July 13, 2016
HOUSTON – July 13, 2016 – Turn off your inner critic and learn to see the world in a new way at the Rothko Chapel.
Ginger Clarkson will be leading guided Vipassana meditation at 12 p.m. on Wednesday, August 3 at the Rothko Chapel, located at 3900 Yupon. Suggested donation is $10.
Vipassana is a meditation technique which requires internal and external attention. A practitioner consciously observes without judgment, analysis or the attempt to change anything.
“While neither grasping nor rejecting any observed stimulus or experience, the hope is that the practitioner will gains insight through freedom from habitual responses,” Rothko Chapel programs director Michelle Ashton explained.
Clarkson is a teacher of Vipassana meditation, a board certified music therapist and a fellow of the Association for Music and Imagery. In addition to her private practice in Houston, she trains students internationally in the Bonny Method of Guided Imagery and Music.
Clarkson studied at Spirit Rock Meditation Center in California and serves as founding teacher of the Cholula Vipassana Sangha in the state of Puebla, Mexico. She now leads the Insight Meditation Houston sangha at the First Unitarian Church.
“Ginger Clarkson’s wealth of knowledge, insight and perspective is vast,” Ashton said. “We hope the community will join us for this great opportunity to learn about attentiveness and meditation at the Chapel.”
The event is a continuation of Rothko Chapel’s educational meditation series, “Twelve Moments: Experiencing Spiritual and Faith Traditions,” aimed at teaching spiritual practices to quiet, center, expand and renew the mind.

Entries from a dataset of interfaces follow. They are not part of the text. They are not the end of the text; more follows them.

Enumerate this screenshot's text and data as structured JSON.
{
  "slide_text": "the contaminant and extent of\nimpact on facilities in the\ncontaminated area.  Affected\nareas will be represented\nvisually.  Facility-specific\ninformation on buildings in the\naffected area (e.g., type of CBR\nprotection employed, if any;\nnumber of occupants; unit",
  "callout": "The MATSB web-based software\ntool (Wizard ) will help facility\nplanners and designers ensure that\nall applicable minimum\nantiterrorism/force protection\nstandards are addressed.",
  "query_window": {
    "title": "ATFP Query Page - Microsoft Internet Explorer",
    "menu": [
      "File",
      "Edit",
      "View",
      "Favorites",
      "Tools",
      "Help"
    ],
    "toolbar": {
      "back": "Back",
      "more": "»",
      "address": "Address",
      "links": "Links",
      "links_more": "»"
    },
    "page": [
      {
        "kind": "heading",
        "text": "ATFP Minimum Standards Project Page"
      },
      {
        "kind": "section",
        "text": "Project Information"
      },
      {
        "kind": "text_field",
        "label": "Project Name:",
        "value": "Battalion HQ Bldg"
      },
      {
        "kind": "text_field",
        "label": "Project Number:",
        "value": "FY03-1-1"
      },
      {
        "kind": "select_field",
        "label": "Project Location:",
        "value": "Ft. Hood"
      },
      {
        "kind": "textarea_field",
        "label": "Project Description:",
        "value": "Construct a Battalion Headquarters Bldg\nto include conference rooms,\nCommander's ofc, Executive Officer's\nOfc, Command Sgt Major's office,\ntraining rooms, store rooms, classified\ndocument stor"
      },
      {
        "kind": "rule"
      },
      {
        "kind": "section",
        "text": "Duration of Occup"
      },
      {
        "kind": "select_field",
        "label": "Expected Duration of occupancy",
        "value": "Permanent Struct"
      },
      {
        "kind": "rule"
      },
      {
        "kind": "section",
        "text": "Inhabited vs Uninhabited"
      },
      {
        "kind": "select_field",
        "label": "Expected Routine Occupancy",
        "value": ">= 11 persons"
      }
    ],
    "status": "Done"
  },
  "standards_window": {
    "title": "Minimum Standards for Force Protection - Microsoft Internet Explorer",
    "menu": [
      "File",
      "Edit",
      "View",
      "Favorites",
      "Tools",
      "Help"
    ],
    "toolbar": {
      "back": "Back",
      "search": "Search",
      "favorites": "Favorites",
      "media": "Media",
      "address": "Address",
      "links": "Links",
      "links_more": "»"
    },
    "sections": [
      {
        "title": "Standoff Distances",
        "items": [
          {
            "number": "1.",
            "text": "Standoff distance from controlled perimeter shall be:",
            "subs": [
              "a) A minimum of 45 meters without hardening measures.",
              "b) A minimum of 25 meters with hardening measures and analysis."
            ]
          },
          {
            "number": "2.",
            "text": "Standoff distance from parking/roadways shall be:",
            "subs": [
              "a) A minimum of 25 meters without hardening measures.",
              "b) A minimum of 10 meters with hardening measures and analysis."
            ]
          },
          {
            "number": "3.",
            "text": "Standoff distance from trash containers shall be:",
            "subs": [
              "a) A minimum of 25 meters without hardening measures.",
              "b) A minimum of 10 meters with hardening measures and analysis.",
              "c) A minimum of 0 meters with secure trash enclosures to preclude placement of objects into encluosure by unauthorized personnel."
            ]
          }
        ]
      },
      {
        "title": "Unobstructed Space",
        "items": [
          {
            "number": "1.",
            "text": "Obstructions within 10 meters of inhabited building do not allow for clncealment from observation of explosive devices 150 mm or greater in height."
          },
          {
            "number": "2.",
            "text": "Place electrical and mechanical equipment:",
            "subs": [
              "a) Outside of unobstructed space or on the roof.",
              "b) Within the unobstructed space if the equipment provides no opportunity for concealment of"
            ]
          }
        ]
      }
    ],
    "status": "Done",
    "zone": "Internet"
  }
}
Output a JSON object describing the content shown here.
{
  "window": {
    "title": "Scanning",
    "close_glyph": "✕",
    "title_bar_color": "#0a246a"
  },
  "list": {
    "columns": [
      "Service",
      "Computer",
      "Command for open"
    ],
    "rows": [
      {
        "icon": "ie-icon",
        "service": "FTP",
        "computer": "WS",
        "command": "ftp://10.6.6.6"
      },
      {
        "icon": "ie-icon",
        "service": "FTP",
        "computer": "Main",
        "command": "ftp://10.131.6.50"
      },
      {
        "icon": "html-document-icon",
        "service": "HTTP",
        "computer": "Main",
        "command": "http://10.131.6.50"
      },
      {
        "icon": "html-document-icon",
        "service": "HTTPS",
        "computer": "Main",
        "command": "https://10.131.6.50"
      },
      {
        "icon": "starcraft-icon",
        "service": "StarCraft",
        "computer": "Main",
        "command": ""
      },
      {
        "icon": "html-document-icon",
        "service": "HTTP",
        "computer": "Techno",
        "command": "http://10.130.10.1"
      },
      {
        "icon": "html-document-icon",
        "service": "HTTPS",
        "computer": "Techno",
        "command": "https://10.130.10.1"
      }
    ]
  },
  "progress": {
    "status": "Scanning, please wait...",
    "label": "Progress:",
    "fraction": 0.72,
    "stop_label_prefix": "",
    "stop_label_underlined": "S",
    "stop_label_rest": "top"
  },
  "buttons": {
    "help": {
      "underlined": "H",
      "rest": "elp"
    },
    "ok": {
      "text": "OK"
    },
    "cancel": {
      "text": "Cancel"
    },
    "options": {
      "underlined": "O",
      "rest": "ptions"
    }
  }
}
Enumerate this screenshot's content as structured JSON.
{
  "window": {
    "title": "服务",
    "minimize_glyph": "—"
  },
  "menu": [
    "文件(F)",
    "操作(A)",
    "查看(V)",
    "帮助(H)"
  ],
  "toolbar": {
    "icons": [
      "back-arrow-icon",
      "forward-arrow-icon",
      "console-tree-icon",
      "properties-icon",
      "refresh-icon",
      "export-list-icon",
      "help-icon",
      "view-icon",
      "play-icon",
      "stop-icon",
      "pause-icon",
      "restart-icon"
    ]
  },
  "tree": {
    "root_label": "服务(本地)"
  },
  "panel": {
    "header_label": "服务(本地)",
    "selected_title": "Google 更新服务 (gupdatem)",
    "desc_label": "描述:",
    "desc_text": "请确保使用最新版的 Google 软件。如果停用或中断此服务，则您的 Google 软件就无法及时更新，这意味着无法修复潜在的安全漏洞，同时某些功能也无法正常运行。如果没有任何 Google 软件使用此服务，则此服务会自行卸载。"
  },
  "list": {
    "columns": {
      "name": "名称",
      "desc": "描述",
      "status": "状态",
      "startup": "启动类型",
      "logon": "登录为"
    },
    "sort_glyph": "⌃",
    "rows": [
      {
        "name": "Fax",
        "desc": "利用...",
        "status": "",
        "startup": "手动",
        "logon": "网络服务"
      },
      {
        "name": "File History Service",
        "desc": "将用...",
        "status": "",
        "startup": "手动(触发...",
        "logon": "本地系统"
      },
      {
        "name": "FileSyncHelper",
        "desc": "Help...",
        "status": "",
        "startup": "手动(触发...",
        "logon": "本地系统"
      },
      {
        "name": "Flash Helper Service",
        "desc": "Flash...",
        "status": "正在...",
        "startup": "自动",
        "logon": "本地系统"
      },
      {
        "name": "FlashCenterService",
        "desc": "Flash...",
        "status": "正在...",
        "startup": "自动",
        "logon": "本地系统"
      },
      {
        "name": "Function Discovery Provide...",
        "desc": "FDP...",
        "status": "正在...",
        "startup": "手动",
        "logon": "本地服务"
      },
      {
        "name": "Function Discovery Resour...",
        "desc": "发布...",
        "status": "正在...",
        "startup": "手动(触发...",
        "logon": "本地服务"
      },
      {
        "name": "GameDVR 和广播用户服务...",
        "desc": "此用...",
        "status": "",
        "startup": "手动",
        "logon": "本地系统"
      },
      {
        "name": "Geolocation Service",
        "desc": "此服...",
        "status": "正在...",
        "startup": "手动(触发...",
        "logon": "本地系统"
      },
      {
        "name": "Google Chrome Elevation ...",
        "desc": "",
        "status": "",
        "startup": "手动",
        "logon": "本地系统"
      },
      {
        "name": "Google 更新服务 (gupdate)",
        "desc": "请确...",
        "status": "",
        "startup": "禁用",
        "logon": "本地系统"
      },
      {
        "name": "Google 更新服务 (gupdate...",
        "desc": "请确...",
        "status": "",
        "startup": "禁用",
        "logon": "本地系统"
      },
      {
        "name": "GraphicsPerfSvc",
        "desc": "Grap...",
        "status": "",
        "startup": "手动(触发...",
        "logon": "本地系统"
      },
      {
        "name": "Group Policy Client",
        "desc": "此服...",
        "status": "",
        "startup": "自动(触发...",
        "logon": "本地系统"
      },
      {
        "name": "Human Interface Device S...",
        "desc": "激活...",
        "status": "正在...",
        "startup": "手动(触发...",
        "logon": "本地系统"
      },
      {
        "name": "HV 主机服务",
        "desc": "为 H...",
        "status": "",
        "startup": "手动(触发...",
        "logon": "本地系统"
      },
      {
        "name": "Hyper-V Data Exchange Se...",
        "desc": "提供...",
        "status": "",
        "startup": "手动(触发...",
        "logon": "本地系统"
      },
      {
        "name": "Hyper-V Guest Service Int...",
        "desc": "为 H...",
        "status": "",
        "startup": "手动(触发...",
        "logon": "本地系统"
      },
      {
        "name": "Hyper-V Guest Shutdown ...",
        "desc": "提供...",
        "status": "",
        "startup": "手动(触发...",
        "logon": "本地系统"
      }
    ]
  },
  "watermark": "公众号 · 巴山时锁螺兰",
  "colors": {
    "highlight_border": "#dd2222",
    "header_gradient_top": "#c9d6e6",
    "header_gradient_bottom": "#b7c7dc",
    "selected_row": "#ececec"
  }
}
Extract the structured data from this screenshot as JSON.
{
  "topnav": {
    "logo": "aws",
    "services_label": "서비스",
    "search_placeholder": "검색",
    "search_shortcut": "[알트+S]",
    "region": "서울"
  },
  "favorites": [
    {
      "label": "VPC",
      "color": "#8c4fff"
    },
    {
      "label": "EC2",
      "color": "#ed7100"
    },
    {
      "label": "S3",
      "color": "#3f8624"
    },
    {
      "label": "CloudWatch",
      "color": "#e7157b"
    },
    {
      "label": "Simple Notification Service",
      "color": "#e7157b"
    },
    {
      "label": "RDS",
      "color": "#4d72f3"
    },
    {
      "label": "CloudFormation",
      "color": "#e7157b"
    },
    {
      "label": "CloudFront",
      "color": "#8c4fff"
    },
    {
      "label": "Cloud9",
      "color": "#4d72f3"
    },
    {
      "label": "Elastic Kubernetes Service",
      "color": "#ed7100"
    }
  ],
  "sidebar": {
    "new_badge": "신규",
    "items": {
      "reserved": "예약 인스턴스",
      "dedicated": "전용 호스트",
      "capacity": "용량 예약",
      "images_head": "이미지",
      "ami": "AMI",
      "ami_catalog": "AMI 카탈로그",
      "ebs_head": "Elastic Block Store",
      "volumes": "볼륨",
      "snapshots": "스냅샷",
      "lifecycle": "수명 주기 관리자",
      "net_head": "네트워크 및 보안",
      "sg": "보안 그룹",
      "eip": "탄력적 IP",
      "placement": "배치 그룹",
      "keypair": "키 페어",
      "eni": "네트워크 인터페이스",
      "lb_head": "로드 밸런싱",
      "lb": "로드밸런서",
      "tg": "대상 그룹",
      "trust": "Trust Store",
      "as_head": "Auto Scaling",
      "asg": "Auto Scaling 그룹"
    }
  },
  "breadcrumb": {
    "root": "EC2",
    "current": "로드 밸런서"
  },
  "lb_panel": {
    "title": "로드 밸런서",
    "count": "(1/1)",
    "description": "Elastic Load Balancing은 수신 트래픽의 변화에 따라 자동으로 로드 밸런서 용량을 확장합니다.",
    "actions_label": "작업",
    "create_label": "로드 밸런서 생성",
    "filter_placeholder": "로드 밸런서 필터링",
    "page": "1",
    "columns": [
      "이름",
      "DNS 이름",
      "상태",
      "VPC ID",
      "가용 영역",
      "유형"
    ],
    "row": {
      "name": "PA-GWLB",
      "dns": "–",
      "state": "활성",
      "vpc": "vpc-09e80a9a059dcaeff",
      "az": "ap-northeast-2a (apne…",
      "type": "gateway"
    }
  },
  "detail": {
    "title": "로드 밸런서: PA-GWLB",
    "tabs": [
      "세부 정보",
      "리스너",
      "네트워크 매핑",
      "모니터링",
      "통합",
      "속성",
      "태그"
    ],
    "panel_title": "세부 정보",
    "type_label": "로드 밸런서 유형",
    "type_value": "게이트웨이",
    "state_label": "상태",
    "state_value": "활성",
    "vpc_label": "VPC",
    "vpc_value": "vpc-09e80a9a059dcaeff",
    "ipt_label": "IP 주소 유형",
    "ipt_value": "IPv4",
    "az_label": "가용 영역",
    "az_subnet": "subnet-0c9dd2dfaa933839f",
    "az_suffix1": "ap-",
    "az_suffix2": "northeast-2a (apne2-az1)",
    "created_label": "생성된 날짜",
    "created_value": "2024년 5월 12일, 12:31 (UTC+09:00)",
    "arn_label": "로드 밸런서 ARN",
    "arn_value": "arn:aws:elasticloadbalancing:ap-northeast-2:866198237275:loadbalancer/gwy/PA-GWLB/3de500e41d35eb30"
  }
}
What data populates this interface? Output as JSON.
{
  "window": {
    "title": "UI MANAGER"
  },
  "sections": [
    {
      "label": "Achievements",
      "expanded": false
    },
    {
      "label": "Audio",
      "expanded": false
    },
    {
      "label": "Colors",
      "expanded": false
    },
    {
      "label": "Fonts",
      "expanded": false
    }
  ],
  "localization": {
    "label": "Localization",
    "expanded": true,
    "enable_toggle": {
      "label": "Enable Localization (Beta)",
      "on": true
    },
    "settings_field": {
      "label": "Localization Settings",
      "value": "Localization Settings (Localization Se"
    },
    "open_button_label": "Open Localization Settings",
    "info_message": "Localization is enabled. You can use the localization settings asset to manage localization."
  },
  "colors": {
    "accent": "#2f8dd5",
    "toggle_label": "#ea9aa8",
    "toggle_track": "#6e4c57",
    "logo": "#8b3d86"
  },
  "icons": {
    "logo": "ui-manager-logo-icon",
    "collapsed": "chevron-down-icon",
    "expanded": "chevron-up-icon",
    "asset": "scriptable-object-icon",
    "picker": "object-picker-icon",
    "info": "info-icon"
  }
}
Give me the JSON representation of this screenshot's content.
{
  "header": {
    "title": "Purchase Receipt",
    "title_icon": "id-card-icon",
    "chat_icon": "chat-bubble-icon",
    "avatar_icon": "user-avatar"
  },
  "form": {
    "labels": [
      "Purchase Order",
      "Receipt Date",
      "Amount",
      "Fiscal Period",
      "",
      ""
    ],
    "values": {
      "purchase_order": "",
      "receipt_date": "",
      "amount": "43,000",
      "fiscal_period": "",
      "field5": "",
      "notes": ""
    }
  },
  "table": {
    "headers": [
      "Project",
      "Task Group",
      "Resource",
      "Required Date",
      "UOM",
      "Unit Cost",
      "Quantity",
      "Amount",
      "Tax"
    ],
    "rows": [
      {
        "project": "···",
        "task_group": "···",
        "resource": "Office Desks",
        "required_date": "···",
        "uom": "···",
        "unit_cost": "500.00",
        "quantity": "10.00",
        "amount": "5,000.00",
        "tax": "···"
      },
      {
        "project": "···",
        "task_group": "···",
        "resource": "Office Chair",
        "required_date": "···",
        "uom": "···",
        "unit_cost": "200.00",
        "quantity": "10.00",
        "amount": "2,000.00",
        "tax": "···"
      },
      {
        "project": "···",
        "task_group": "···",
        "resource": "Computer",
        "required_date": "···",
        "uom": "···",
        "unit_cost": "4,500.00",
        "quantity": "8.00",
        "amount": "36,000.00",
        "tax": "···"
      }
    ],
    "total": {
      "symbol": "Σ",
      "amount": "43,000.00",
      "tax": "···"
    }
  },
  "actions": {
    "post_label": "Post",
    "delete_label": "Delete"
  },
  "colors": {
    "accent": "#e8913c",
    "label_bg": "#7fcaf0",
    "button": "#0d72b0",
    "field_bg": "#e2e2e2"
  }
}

The "Twelve Moments" series is co-sponsored by Ligmincha Texas Institute, The Jung Center of Houston, M. D. Anderson Cancer Center, and the Rothko Chapel.
For more information about the Rothko Chapel and the full calendar of upcoming programs, workshops and events, visit rothkochapel.org or call 713-524-9839.
About the Rothko Chapel
The Rothko Chapel is open to the public every day of the year at no charge and successfully interconnects art, spirituality and compassionate action through a broad array of free public programs. Founded by Houston philanthropists Dominique and John de Menil, the Chapel was dedicated in 1971 as an intimate sanctuary. Today it stands as a monument to art, spirituality and human rights. As an independent non-profit, non-governmental organization, the Chapel depends on contributions from foundations and individuals to support its mission of creating a space for contemplation and dialogue on important issues.